Higher private sector lending will offset lower government borrowing
Higher oil prices to propel asset and credit growth of Omani and Kuwaiti banks, report says
Banks in Oman and Kuwait stand to benefit from higher oil prices, which will propel private sector credit growth and offset lower government borrowing as fiscal deficits narrow thanks to a recovery in the energy market.
“We believe that asset growth at Kuwaiti commercial banks will continue to gather momentum, owing to rising oil prices and production - a trend we have already seen playing out in 2017 after the sector bottomed in 2016,” BMI Research said in a report. “Higher oil prices will lead to increased liquidity in the system, which bodes well for deposit growth, assisted by rising interest rates to encourage saving.”
Brent oil prices, which are hovering around a three-year high of US$70 a barrel, are helping fuel an upbeat outlook for banks, boosting their liquidity while they also benefit from higher interest rates. Monetary policy of Arabian Gulf countries is closely aligned to US Fed policy as their currencies are pegged to the dollar, except for Kuwait which links its dinar to a basket of currencies dominated by the greenback.
The collapse of oil prices dented the performance of Gulf banks over the past three years, as the slump sucked liquidity and governments tapped deposits to plug fiscal deficits caused by the shortfall in revenue. Bank profits were squeezed as lending dipped with lenders becoming more cautious in offering loans, particularly to small and medium sized enterprises.
“An expected pick-up in private sector credit [in Kuwait] will more than offset lower government borrowing requirements as higher oil prices result in lower ﬁscal deﬁcits,” said BMI.
Asset growth in Kuwait will accelerate to 6 per cent in 2018, up from a projected 5 per cent in 2017, which will be driven by private sector credit growth projected to expand 6 per cent in 2018 from 4 per cent in 2017. Deposits are projected to grow 5 per cent in 2018, up from 2 per cent in 2017.
In Oman, asset growth is forecast at 5 per cent in 2018 up from 3 per cent in 2017, while growth in private sector credit lending will reach 7 per cent in 2018 up from 5 per cent in 2017. Deposit growth will reach 6 per cent in 2018, up from 3 per cent in 2017.
Oman’s banking sector, however, is more vulnerable than that of Kuwait, and faces a number of risks, according to BMI.
“Despite this brighter outlook for 2018, we do note several headwinds and risks that will keep the sector's growth [in Oman] below its historic long-term average,” said BMI. “These include competition from rapidly growing Islamic finance institutions, lower oil prices than in the pre-2014 period, and a reliance on external funding.”

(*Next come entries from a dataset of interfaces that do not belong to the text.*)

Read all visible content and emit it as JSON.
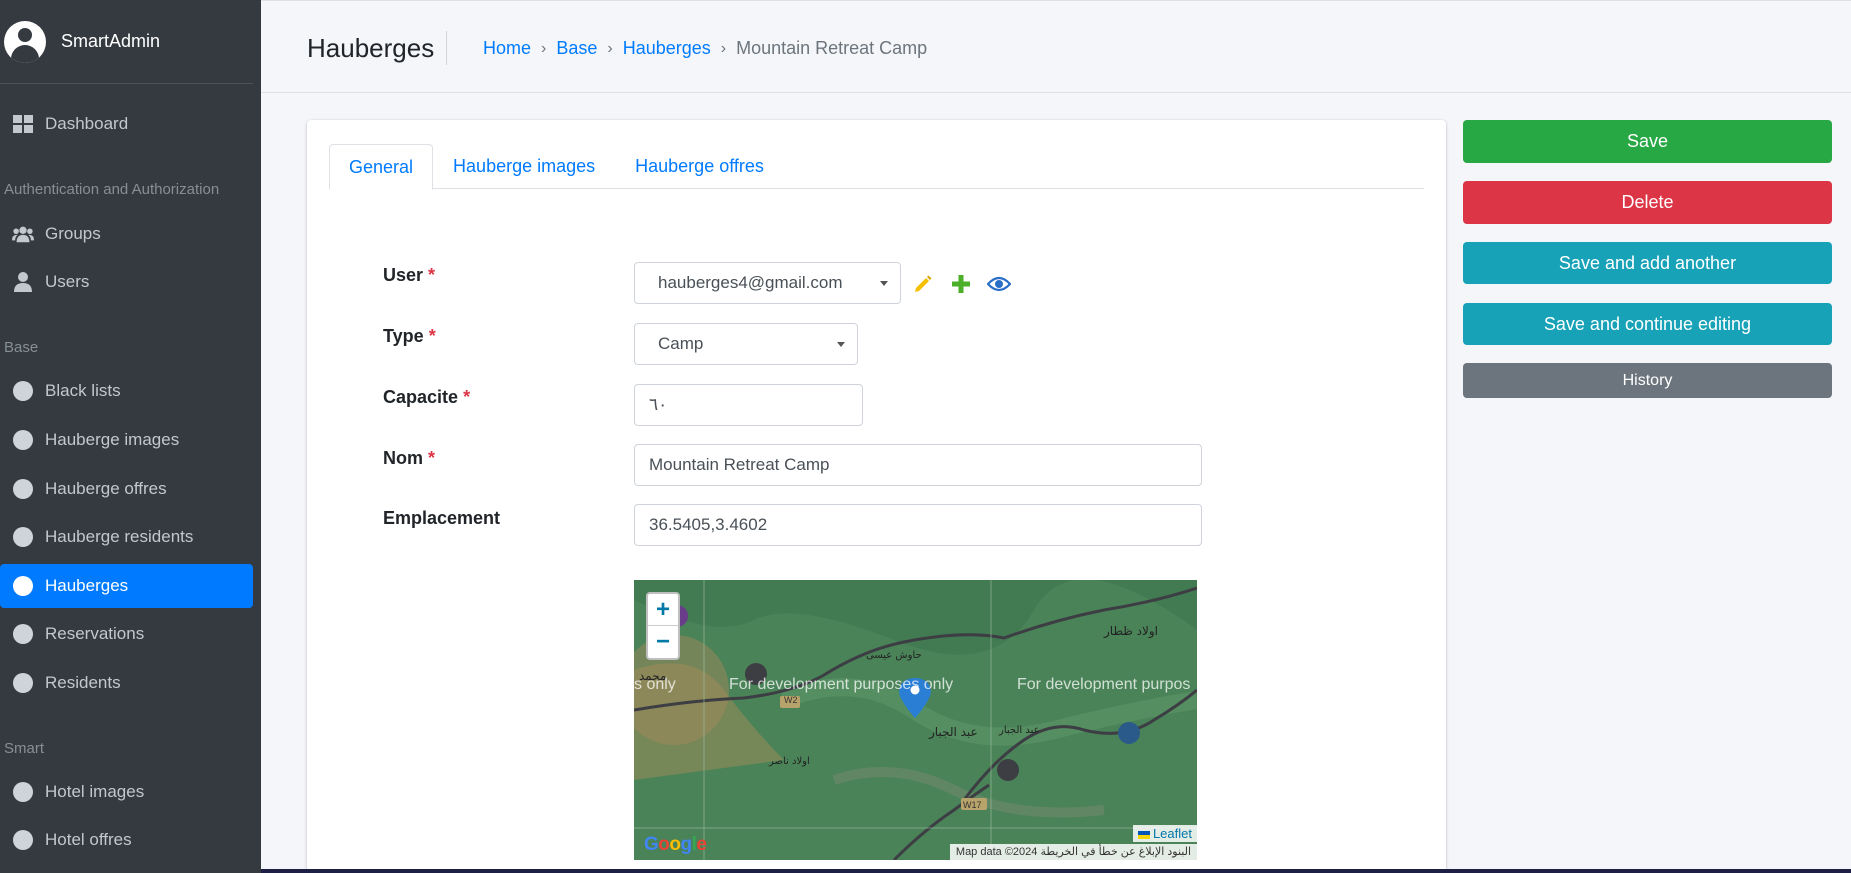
{
  "brand": {
    "name": "SmartAdmin"
  },
  "sidebar": {
    "dashboard": "Dashboard",
    "section_auth": "Authentication and Authorization",
    "groups": "Groups",
    "users": "Users",
    "section_base": "Base",
    "black_lists": "Black lists",
    "hauberge_images": "Hauberge images",
    "hauberge_offres": "Hauberge offres",
    "hauberge_residents": "Hauberge residents",
    "hauberges": "Hauberges",
    "reservations": "Reservations",
    "residents": "Residents",
    "section_smart": "Smart",
    "hotel_images": "Hotel images",
    "hotel_offres": "Hotel offres"
  },
  "header": {
    "title": "Hauberges",
    "breadcrumb": [
      "Home",
      "Base",
      "Hauberges",
      "Mountain Retreat Camp"
    ],
    "separator": "›"
  },
  "tabs": [
    "General",
    "Hauberge images",
    "Hauberge offres"
  ],
  "form": {
    "user_label": "User",
    "user_value": "hauberges4@gmail.com",
    "type_label": "Type",
    "type_value": "Camp",
    "capacite_label": "Capacite",
    "capacite_value": "٦٠",
    "nom_label": "Nom",
    "nom_value": "Mountain Retreat Camp",
    "emplacement_label": "Emplacement",
    "emplacement_value": "36.5405,3.4602",
    "required_mark": "*"
  },
  "map": {
    "zoom_in": "+",
    "zoom_out": "−",
    "watermark": "For development purposes only",
    "watermark_left": "s only",
    "watermark_right": "For development purpos",
    "leaflet": "Leaflet",
    "attribution": "Map data ©2024  البنود  الإبلاغ عن خطأ في الخريطة",
    "google": "Google",
    "place_labels": [
      "اولاد ظطار",
      "عبد الجبار",
      "عبد الجبار",
      "حاوش عيسى",
      "اولاد ناصر",
      "محمد",
      "W2",
      "W17"
    ]
  },
  "actions": {
    "save": "Save",
    "delete": "Delete",
    "save_add": "Save and add another",
    "save_continue": "Save and continue editing",
    "history": "History"
  },
  "colors": {
    "sidebar_bg": "#343a40",
    "primary": "#007bff",
    "success": "#28a745",
    "danger": "#dc3545",
    "info": "#17a2b8",
    "secondary": "#6c757d"
  }
}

While oil prices are at a three-month high, they are unlikely to rise back to the $100-a-barrel level of 2014, keeping Omani government finances under strain and curtailing the government’s ability to help the sector in the event of a shock.
The fledgling Islamic banking industry is also fast competing with the conventional sector since its introduction in 2011, with deposits at Sharia-compliant lenders now comprising 11 per cent of the total.
Oman also suffers from a high loan-to-deposit ratio of 1.09, which shows that lenders rely to a large extent on non-deposit external financing.